"These customers have no representation and the PSC has no jurisdiction over them," Heran states. Neither the author nor his family has any financial interest in FPL. Heran owns no FPL stock, nor receives any form of compensation from FPL.
After a turnover at last year's City Council elections, officials began negotiating to sell Vero's aging riverside power plant to FPL. A contract for purchase is under consideration.
Heran says the rate differential in Vero Beach means "the community is losing over $21 millionper yearby not having access to FPL rates."
Meanwhile, transfers to the general fund from the electric utility run $5.7 million a year.
Lakeland, where electric rates are 8 percent higher than FPL's, also would benefit by getting out of the power business, Heran argues.
"The community as a whole would be better off by $14 million per year, with 'outside customers' saving over $22 million," he says.
But despite the higher rates, and the projected savings, a selloff of municipal power plants is no simple transaction.
Heran's analysis acknowledges that Lakeland's "inside city" residents would be worse off if the city could not reduce government spending or replace the $25 million in lost transfers to the general fund.
There are also contractual issues to consider.
As the city closest to a sale, Vero Beach faces resistance, including threatened legal action from the Florida Municipal Power Authority, the association of 30 munis that wheel and deal electricity. The FMPA board is composed almost entirely of city managers and city utility directors who have a vested interested in keeping their consortium intact.
"I suspect that the FMPA contracts will be more challenging to exit due to the political impact it will cause the FMPA," Heran noted.
Vero Beach, which produces only a fraction of its own electricity, is contracted to purchase power from the Orlando Utilities Commission.
Calabro urged cities to "engage voters" in a frank discussion about utility service.
"Too often, taxpayers do not know the options that are available in an increasingly competitive marketplace," said Calabro, who asserted that "territory and patronage" can unfairly drive the decision-making process.
"The fact is, large IOUs have access to wider capital markets and have maintained their infrastructure very well," he said.
While applauding Heran's research, Bob Sanchez, policy director for the James Madison Institute, warned against a "one-size-fits-all" solution.
Citing JMI's home base of Tallahassee, which runs its own electric utility, Sanchez recalled that the city, at the behest of then-Mayor Scott Maddox, briefly considered putting its utilities up for auction to investor-owned power companies.
"The key question then was what the city would do with the money -- park it in an investment account and try to live off the proceeds? How long before Tallahassees elected officials would be tempted to tap into that pot of money?" Sanchez mused.
"Moreover, even if the principal couldnt be touched and the idea was to live off of the proceeds, at todays low interest rates, even the interest on a principal of half a billion dollars would yield considerably less than the city currently earns in profits from operating its own utilities."
Sanchez suggested that differing circumstances in different cities merit further investigation.
"A cost-benefit analysis of each case could point to the best course for each community," he concluded.

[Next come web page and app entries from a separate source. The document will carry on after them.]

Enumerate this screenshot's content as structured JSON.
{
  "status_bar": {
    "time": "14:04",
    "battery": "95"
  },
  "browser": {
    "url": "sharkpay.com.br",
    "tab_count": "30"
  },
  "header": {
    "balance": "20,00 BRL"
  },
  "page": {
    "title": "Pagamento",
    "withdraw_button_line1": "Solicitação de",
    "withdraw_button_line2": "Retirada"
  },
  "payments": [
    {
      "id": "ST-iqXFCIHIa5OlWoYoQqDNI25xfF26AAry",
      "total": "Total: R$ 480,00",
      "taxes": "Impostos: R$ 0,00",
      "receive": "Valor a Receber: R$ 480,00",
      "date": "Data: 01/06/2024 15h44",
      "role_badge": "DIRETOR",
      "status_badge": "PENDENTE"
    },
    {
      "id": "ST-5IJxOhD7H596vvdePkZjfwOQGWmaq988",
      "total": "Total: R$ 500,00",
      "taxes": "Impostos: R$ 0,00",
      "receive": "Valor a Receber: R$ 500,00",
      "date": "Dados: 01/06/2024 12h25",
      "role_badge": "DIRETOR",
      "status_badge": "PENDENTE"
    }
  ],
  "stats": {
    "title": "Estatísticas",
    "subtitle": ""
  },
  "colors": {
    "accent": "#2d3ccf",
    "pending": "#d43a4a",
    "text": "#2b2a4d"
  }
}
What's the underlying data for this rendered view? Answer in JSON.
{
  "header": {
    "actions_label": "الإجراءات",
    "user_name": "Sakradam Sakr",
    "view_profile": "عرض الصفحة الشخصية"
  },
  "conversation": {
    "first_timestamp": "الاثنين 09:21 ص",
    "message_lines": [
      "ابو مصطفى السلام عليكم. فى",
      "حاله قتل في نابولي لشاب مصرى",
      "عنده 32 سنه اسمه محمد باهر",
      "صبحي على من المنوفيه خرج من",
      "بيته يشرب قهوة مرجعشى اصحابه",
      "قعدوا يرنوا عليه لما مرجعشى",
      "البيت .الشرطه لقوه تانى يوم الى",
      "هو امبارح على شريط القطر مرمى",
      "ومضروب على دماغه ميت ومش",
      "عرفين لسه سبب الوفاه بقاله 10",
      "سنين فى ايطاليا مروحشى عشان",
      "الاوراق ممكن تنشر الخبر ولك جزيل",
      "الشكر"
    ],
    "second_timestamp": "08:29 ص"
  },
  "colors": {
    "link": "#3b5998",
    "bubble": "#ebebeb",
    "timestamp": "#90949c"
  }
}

FPL has publicly stated that it will only engage a city in utility sale discussions if invited to do so by city officials.
In a statement, FPL spokeswoman Jackie Anderson said this:
"We have invested in smart, cost-efficient technologies and worked hard to keep operating costs down. As a result, we have the lowest typical electric bills in the state, which is clearly reflected in the rate disparity cited in the report.
"What isnt noted in the report is that we also have a clean-energy emissions profile, service reliability and customer service that are all ranked among the best in the nation."
Contact Kenric Ward at email@example.com or at (772) 801-5341.